Alternatively, to continue to maintain a reactive approach - such as placing unrealistic conditions on high-level contacts and other forms of meaningful engagement with the DPRK - cedes too much control to hard-liners in a regime that does not yet feel sufficient pressure or incentive to denuclearize.
We must continually test the intent of North Korea and not miss any opportunity for progress, however improbable. We are also obligated to consistently demonstrate to the other parties in the region that the intransigence impeding progress is not ours. Both of these priorities presuppose dialogue.
Because we control what we say, we ought not fear additional discussions or supplementary avenues of discussion. Conversation is never concession if one is speaking the truth, advancing the national interest.
At all levels of human interaction, including the international strategic level, there exists a significant psychological dimension: Between nations, as between people, the stronger party has greater strategic confidence and thus capacity to take the first conciliatory steps when intransigent differences arise. Given the enormity of the stakes at issue, it behooves the United States to take advantage of the greater flexibility we possess to creatively explore possibilities for resolving the challenges posed by North Korea.
One has the sense that due to understandable frustrations relative to past North Korean actions, including cheating on international commitments, the White House has given exceedingly constrained options to our negotiators. But clear-headedness about the nature of the North Korean regime should not cloud the mind about devising techniques and processes to overcome differences.
We have many assets, not the least of which is our professional diplomatic corps. American professionalism is exemplified by Assistant Secretary of State Christopher Hill, who has developed a constructive relationship with all of the parties to the Six Party Talks, including North Korea. The case for sending him to Pyongyang to test the boundaries - and push the implementation - of the Joint Statement is compelling.
In particular, we should not be hesitant to begin considering the utility of "negotiat[ing] a permanent peace regime on the Korean Peninsula at an appropriate separate forum," as envisioned by the Joint Statement and the recent U.S.-ROK strategic dialogue. Taking the initiative to formally end the Korean War would underscore our peaceful intent in an unparalleled fashion, and remind the Korean people that the United States singularly and unequivocally supports the peaceful reunification of the Peninsula. There may be sequencing concerns but forging ahead on this aspect of the statement of principles may increase the willingness of the other parties to exert greater pressure to enforce its critical core - the denuclearization of the Korean Peninsula - and provide North Korea greater psychological as well as strategic comfort to accede to concerns of the outside world.
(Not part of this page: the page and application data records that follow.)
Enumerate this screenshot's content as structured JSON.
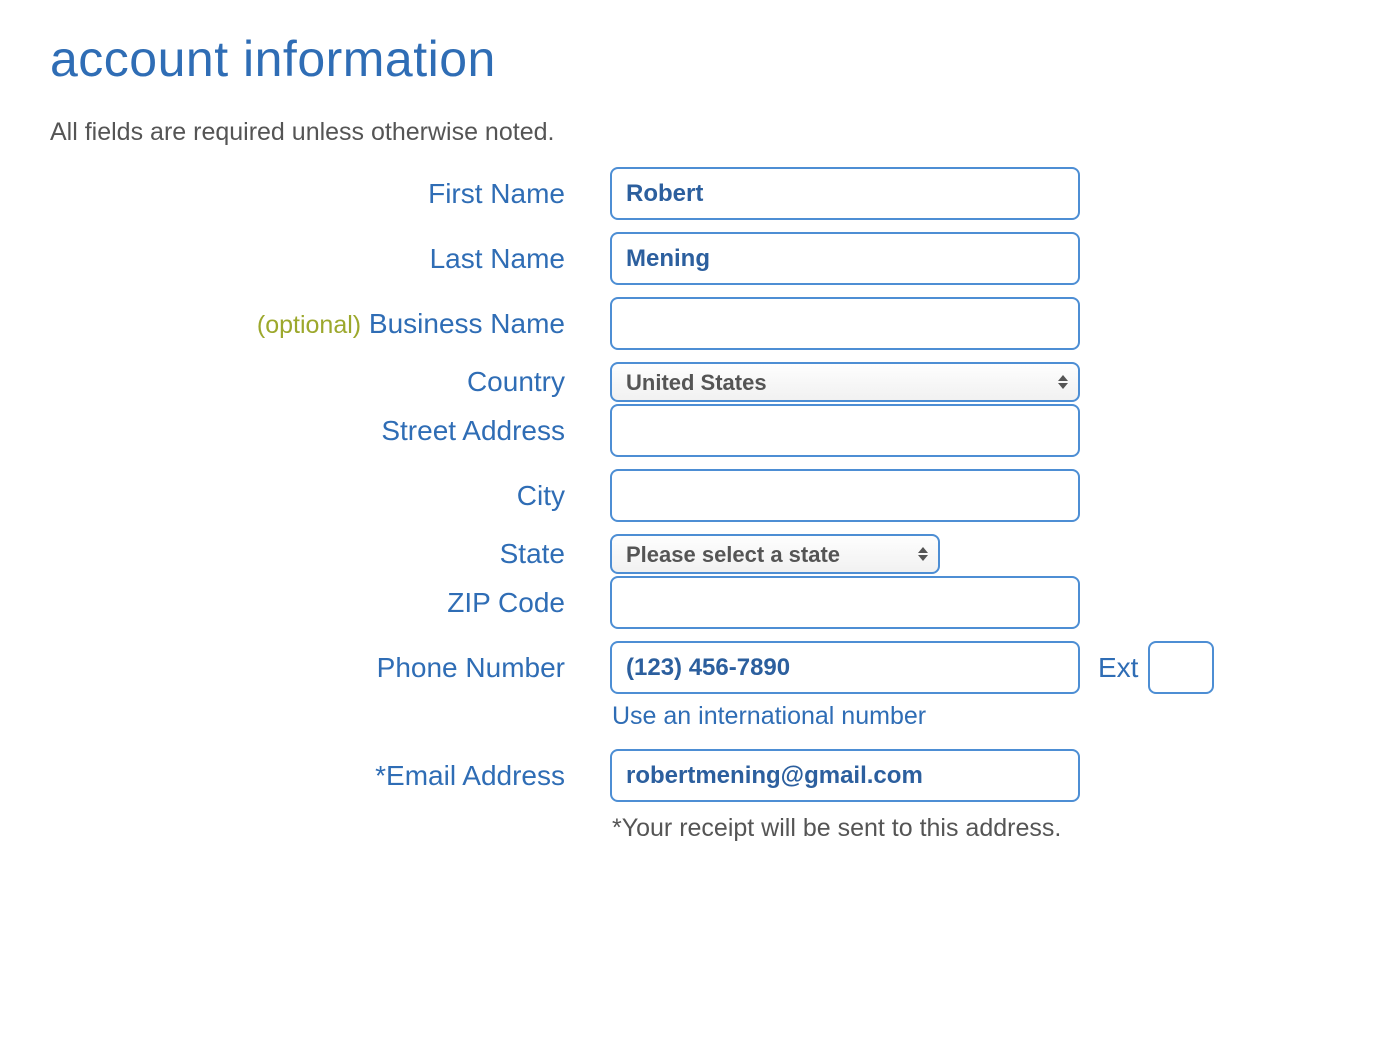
{
  "title": "account information",
  "subtitle": "All fields are required unless otherwise noted.",
  "labels": {
    "first_name": "First Name",
    "last_name": "Last Name",
    "business_name": "Business Name",
    "optional": "(optional)",
    "country": "Country",
    "street": "Street Address",
    "city": "City",
    "state": "State",
    "zip": "ZIP Code",
    "phone": "Phone Number",
    "ext": "Ext",
    "email": "*Email Address"
  },
  "values": {
    "first_name": "Robert",
    "last_name": "Mening",
    "business_name": "",
    "country": "United States",
    "street": "",
    "city": "",
    "state": "Please select a state",
    "zip": "",
    "phone": "(123) 456-7890",
    "ext": "",
    "email": "robertmening@gmail.com"
  },
  "help": {
    "intl": "Use an international number",
    "receipt": "*Your receipt will be sent to this address."
  }
}
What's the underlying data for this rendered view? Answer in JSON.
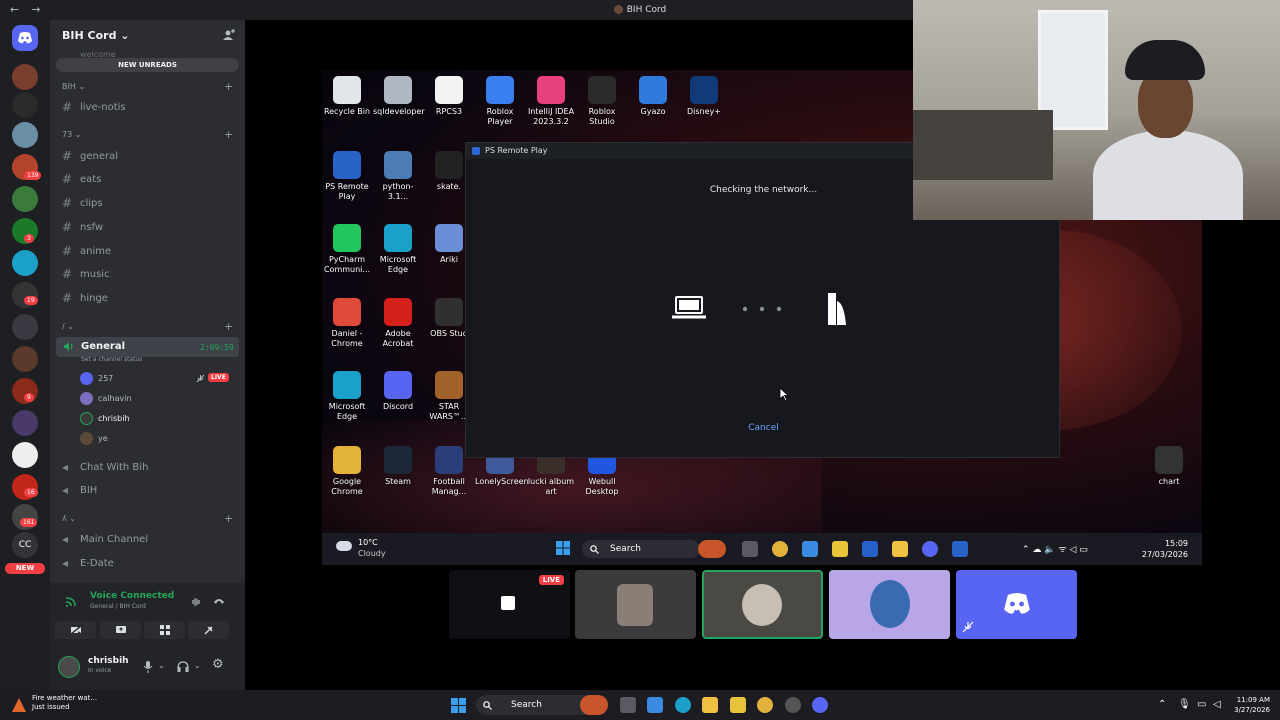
{
  "window": {
    "title": "BIH Cord"
  },
  "servers": {
    "badges": [
      "139",
      "3",
      "19",
      "9",
      "16",
      "161"
    ],
    "labels": [
      "CC",
      "NEW"
    ]
  },
  "sidebar": {
    "server_name": "BIH Cord",
    "truncated_top": "welcome",
    "new_unreads": "NEW UNREADS",
    "categories": [
      {
        "label": "BIH"
      },
      {
        "label": "73"
      },
      {
        "label": "/"
      },
      {
        "label": "ʎ"
      }
    ],
    "channels_bih": [
      "live-notis"
    ],
    "channels_73": [
      "general",
      "eats",
      "clips",
      "nsfw",
      "anime",
      "music",
      "hinge"
    ],
    "voice": {
      "name": "General",
      "timer": "2:09:59",
      "status": "Set a channel status",
      "members": [
        "257",
        "calhavin",
        "chrisbih",
        "ye"
      ],
      "live": "LIVE"
    },
    "voice_channels": [
      "Chat With Bih",
      "BIH"
    ],
    "channels_last": [
      "Main Channel",
      "E-Date"
    ]
  },
  "voice_panel": {
    "status": "Voice Connected",
    "where": "General / BIH Cord"
  },
  "user": {
    "name": "chrisbih",
    "status": "In voice"
  },
  "desktop": {
    "icons": [
      {
        "label": "Recycle Bin",
        "color": "#e0e6ea"
      },
      {
        "label": "sqldeveloper",
        "color": "#b0b8c4"
      },
      {
        "label": "RPCS3",
        "color": "#f2f2f2"
      },
      {
        "label": "Roblox Player",
        "color": "#3a7ff0"
      },
      {
        "label": "IntelliJ IDEA 2023.3.2",
        "color": "#e8407e"
      },
      {
        "label": "Roblox Studio",
        "color": "#2b2b2b"
      },
      {
        "label": "Gyazo",
        "color": "#2f7bdc"
      },
      {
        "label": "Disney+",
        "color": "#103a7a"
      },
      {
        "label": "PS Remote Play",
        "color": "#2a63c7"
      },
      {
        "label": "python-3.1...",
        "color": "#4b7cb4"
      },
      {
        "label": "skate.",
        "color": "#222"
      },
      {
        "label": "PyCharm Communi...",
        "color": "#22c55e"
      },
      {
        "label": "Microsoft Edge",
        "color": "#1aa0c9"
      },
      {
        "label": "Ariki",
        "color": "#6b8fd6"
      },
      {
        "label": "Daniel - Chrome",
        "color": "#e04a3a"
      },
      {
        "label": "Adobe Acrobat",
        "color": "#d4201b"
      },
      {
        "label": "OBS Stud",
        "color": "#303030"
      },
      {
        "label": "Microsoft Edge",
        "color": "#1aa0c9"
      },
      {
        "label": "Discord",
        "color": "#5865f2"
      },
      {
        "label": "STAR WARS™...",
        "color": "#a0622a"
      },
      {
        "label": "Google Chrome",
        "color": "#e2b23a"
      },
      {
        "label": "Steam",
        "color": "#1b2838"
      },
      {
        "label": "Football Manag...",
        "color": "#2a3f7a"
      },
      {
        "label": "LonelyScreen",
        "color": "#3e5a9a"
      },
      {
        "label": "lucki album art",
        "color": "#3a2e2a"
      },
      {
        "label": "Webull Desktop",
        "color": "#2057e0"
      },
      {
        "label": "chart",
        "color": "#333"
      }
    ],
    "taskbar": {
      "temp": "10°C",
      "weather": "Cloudy",
      "search": "Search",
      "time": "15:09",
      "date": "27/03/2026"
    }
  },
  "ps_remote": {
    "title": "PS Remote Play",
    "message": "Checking the network...",
    "cancel": "Cancel"
  },
  "tiles": {
    "live": "LIVE"
  },
  "os_taskbar": {
    "alert_title": "Fire weather wat...",
    "alert_sub": "Just issued",
    "search": "Search",
    "time": "11:09 AM",
    "date": "3/27/2026"
  },
  "colors": {
    "discord_blurple": "#5865f2",
    "voice_green": "#23a55a",
    "live_red": "#f23f43",
    "link_blue": "#6ea7ff"
  }
}
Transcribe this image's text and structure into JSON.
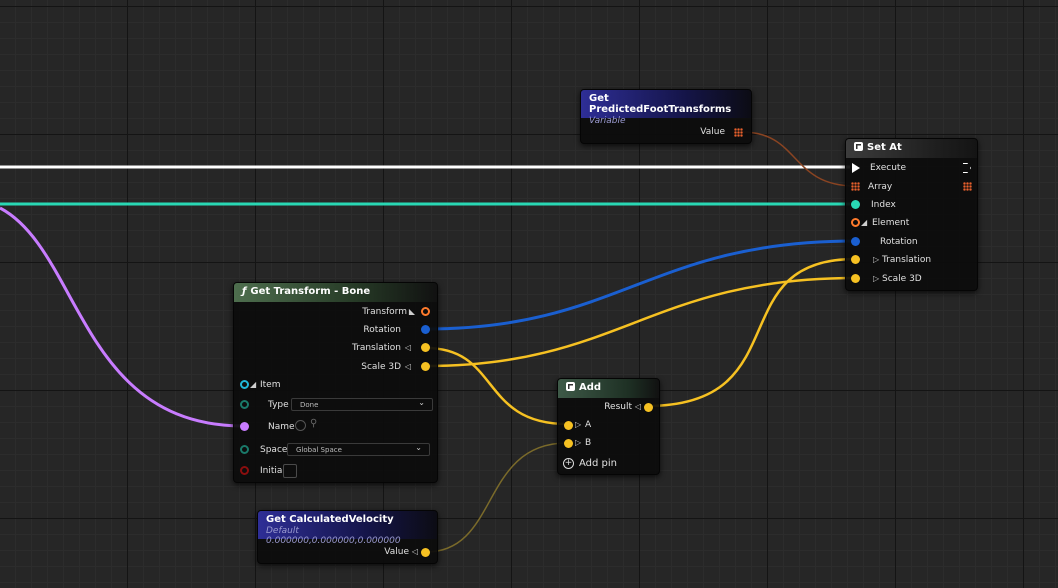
{
  "colors": {
    "exec": "#ffffff",
    "float": "#29d8b4",
    "name": "#c87cff",
    "rotator": "#1a5fd0",
    "vector": "#f6c122",
    "array": "#e8602c",
    "struct_transform": "#ff7b2c",
    "item": "#21b8d8",
    "bool": "#8b0e0e"
  },
  "nodes": {
    "get_predicted": {
      "title": "Get PredictedFootTransforms",
      "subtitle": "Variable",
      "value_label": "Value"
    },
    "set_at": {
      "title": "Set At",
      "icon": "array-function-icon",
      "pins": {
        "execute": "Execute",
        "array": "Array",
        "index": "Index",
        "element": "Element",
        "rotation": "Rotation",
        "translation": "Translation",
        "scale": "Scale 3D"
      }
    },
    "get_transform": {
      "title": "Get Transform - Bone",
      "icon": "function-icon",
      "outputs": {
        "transform": "Transform",
        "rotation": "Rotation",
        "translation": "Translation",
        "scale": "Scale 3D"
      },
      "inputs": {
        "item": "Item",
        "type": "Type",
        "type_value": "Done",
        "name": "Name",
        "space": "Space",
        "space_value": "Global Space",
        "initial": "Initial"
      }
    },
    "add": {
      "title": "Add",
      "result": "Result",
      "a": "A",
      "b": "B",
      "add_pin": "Add pin"
    },
    "get_velocity": {
      "title": "Get CalculatedVelocity",
      "subtitle": "Default 0.000000,0.000000,0.000000",
      "value_label": "Value"
    }
  }
}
While we speak directly to the North Korean delegation in Beijing at the Six Party Talks and have certain contacts with the North Korean ambassador to the United Nations, there is clearly a problem of communication between our two governments. Accordingly, it is time, perhaps with appropriate quid pro quos, that we explore the feasibility of establishing liaison offices in our two capitals.
For the U.S. to continue to stand pat is to transfer initiative to others, indebting us to the diplomacy of countries that may have different interests, or simply ensconcing the status quo.
It's time for the United States to lead.